We are spending more than £1.2 billion to 2020 to reduce homelessness. We have implemented the most ambitious legislative reform in decades, the Homelessness Reduction Act 2017; we are taking immediate action to begin to reduce the number of people on the street through the rough sleeping initiative; and last summer, we published our rough sleeping strategy.
Schemes such as Somewhere Safe To Stay are having success, but will the Minister take on board the feedback that I am receiving from Access Community Trust, Lowestoft Rising and the Salvation Army? They say that to eliminate homelessness, short-term one-year pilots must be turned into longer-term funding commitments and supported accommodation must be provided for those facing mental health challenges.
My hon. Friend is a doughty fighter for his constituency, and he never shies away from meeting the right sort of people to make a difference in his community. I have met the Salvation Army and several of the other bodies that he mentioned, and he is quite right. I recognise the importance of giving local areas security around funding, and that remains a priority for the Government. Decisions about the future of homelessness funding will be made at the spending review later this year. We were clear in the rough sleeping strategy that accommodation, alongside the right support for people with needs, is vital. That is why we are funding a range of initiatives, including the rapid rehousing pathway, through which we directly fund almost 140 areas.
Earlier this month, a young homeless women in Forest Hill, Stefania Bada, died after contracting an infection. Since 2010, the number of rough sleepers in this country has more than doubled.
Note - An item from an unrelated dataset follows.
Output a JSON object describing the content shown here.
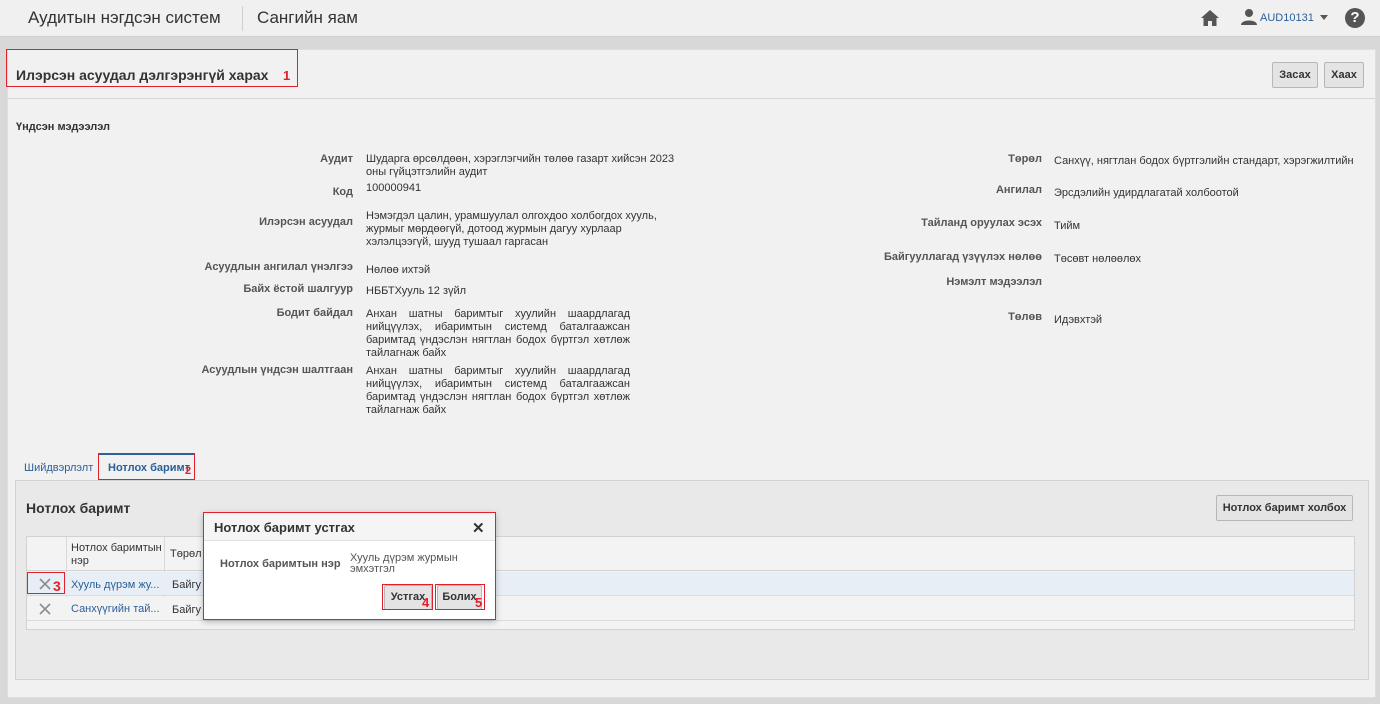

There has been a steep drop in investment for new affordable homes, billions of pounds cut from housing benefit and significant cuts to services for homeless people. What immediate action will the Government take to prevent any further loss of life?
Any loss of life is to be pitied, and we all apologise for that. It should not happen on our streets, particularly when rough sleepers are being looked after but drug dependency is involved. If an issue happens, it is tragic. We have put in £1.2 billion up to 2020 to solve these issues, and we are not shying away from them. We now give specific support to more than 240 councils, and that is a huge jump.
First, may I declare my interest? There are real fears that the proposed abolition of section 21 in the private rented sector will lead to rent controls and a significant reduction in investment and supply, which may well exacerbate homelessness. Will my hon. Friend consider these fears before pressing ahead with the proposals?
I hope my hon. Friend will excuse my back; as we all know, we talk to each other through the Speaker.
This is a very difficult issue, and one that we want to get right. People from all sides are asking questions about it, which is why the consultation is so important, and I encourage my hon. Friend and other people to take part in it. A very interesting report from 2010 suggested that rent control would make matters an awful lot worse, but the consultation is important.
Estimates of homelessness among veterans of our armed forces range from the low thousands to approximately 11,000. Why does the Minister think that the Government have failed veterans of our services?
As Members might imagine, as the Minister with responsibility for veterans in MHCLG, I have taken a great interest in this matter. In London, we have data from the combined homelessness and information network—so-called CHAIN data—which gives us very good and specific data about the number of veterans who are on the streets. Similarly, the homelessness case level information classification, or H-CLIC, contains data that all councils put into it. It is still experimental, because it has been going for less than 18 months, but the latest figures show that the number of veterans on the streets is lower than it has ever been, and lower than 3%.
Home Office contractor Serco is intent on making 300 vulnerable asylum seekers homeless in Glasgow. Some have been able to get interim interdicts through the efforts of the Govan Law Centre, the Legal Services Agency and Latta & Co, but some, including a constituent of mine, have not. Will the Minister speak to her colleagues in the Home Office to stop these evictions, which will result in people being put on to the streets?
As the hon. Lady agrees, this is a devolved matter. However, as regards the Home Office, I will of course do so. I recall a question that was asked at Prime Minister’s questions last week about it, and I need to refer the hon. Lady to the answer given then.
A lot of this is not actually a devolved matter, because it is to do with the Government’s hostile environment, which will make it incredibly difficult for these 300 individuals, once made homeless, to be rehoused. That is a damning indictment on this Government. Will the Minister apologise for a policy that denies people the right to a roof of their head and is actively causing homelessness in my city of Glasgow?
Of course, the hon. Lady is absolutely right: this is a Home Office matter. I apologise for not explaining myself correctly before. It is a matter for the Home Office, and I will refer her question to the Home Office.